In the primitive church it was customary to sing a psalm while the people were communicating. It was called 'communio.' The psalm 'O taste and see' was so sung in the churches of Jerusalem and Antioch in the 4th century. In the first edition of the English Prayer Book this custom was ordered to be preserved, but the injunction was afterwards removed.
music written for the latter part, though Marbeck's and Tallis's settings go throughout the service to the end. Marbeck's work embraces a good deal which is not sung now, such as the versicles with which the Post Communion used to begin, and the Lord's Prayer which used to follow them, and now begins the Post Communion, the versicles having been removed. But though the Lord's Prayer is still retained, it is not customary to sing it as used to be done in the Roman and in the early days of the English church. Marbeck's setting of it is to what is called a varied descant, and the chants for the versicles are most of them drawn from old Roman antiphonaria. The Sanctus has been more frequently set than the Gloria in Excelsis, probably because it was, as before mentioned, used out of its proper place while the choir-boys were still in church.

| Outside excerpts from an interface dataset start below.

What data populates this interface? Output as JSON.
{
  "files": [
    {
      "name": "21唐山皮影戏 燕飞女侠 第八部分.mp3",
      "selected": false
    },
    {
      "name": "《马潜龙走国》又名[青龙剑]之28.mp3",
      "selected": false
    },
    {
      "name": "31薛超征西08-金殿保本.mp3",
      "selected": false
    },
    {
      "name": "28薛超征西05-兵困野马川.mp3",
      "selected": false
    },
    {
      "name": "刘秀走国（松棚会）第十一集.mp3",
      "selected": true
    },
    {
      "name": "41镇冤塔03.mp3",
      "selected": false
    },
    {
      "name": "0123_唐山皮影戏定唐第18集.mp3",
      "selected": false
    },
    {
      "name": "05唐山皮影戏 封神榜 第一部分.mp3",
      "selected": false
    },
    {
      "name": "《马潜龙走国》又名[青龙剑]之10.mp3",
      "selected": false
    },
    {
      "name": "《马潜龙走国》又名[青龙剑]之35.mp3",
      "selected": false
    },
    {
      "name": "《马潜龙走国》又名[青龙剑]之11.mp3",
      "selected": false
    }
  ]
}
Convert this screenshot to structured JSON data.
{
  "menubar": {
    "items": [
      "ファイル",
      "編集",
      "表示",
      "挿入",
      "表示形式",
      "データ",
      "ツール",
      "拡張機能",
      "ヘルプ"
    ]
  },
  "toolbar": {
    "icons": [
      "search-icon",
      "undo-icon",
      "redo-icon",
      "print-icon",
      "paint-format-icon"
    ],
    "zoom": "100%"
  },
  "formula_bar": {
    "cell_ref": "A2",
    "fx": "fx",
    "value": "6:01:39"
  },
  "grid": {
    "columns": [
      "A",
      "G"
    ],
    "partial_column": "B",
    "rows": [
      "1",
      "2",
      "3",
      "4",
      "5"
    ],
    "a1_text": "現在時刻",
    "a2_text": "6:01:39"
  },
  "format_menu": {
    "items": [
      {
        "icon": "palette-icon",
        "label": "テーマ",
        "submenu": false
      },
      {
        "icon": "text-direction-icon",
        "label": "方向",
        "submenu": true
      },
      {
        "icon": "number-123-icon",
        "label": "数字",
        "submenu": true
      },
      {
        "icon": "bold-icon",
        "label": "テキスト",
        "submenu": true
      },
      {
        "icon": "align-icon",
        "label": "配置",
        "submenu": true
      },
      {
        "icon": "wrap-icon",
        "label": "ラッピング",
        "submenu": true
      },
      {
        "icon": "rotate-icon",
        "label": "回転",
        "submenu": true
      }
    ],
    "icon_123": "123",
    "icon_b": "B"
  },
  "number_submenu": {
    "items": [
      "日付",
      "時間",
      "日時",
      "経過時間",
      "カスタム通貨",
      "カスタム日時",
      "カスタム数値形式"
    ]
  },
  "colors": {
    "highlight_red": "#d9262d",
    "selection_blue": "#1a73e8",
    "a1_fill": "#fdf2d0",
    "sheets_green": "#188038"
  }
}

COMPASS, from the Latin compassus, 'a circle,' designates the range of notes of any voice or instrument as lying within the limits of the extreme sounds it is capable of producing.
The compass of the various instruments which are in use in modern music will be found under their respective names; but it may be said generally that it is limited in the direction of the bass, but often varies in the direction of the treble according to the skill of the player, except in instruments of fixed intonation.
The compass of a modern orchestra is generally from about the lowest note of the double basses to about E in altissimo, which can be taken by the violin if properly led up to.
The compass of voices for chorus purposes is from F below the bass stave to A above the treble stave. Solos are not often written above C in alt, except for special singers: as the part of Astrafiammante in Mozart's 'Zauberflöte,' which was written for Josepha Hofer, his sister-in-law, and goes up to F in altissimo. [See Agujari.]The compass of voices varies much in different climates. In Russia there are said to be basses of extraordinary depth, capable of taking the F an 8ve below the bass stave. Basses are not often heard in England who can go below lower C, which is a fifth above that.
COMPÈRE, Loyset, eminent contrapuntist of the 15th century, chorister, canon, and chancellor of the Cathedral of St. Quentin, where he was buried 1518. In Crespel's lament on the death of Okeghem he is mentioned among the distinguished pupils of the latter—
'Agricola, Verbonnet, Prioris,
Josquin des Près, Gaspard, Brumel, Compère,
Ne parlez plus de joyeulx chants, ne ris,
Mais composez un ne ricorderis,
Pour lamenter ndtre maistre et bon père.'
[ M. C. C. ]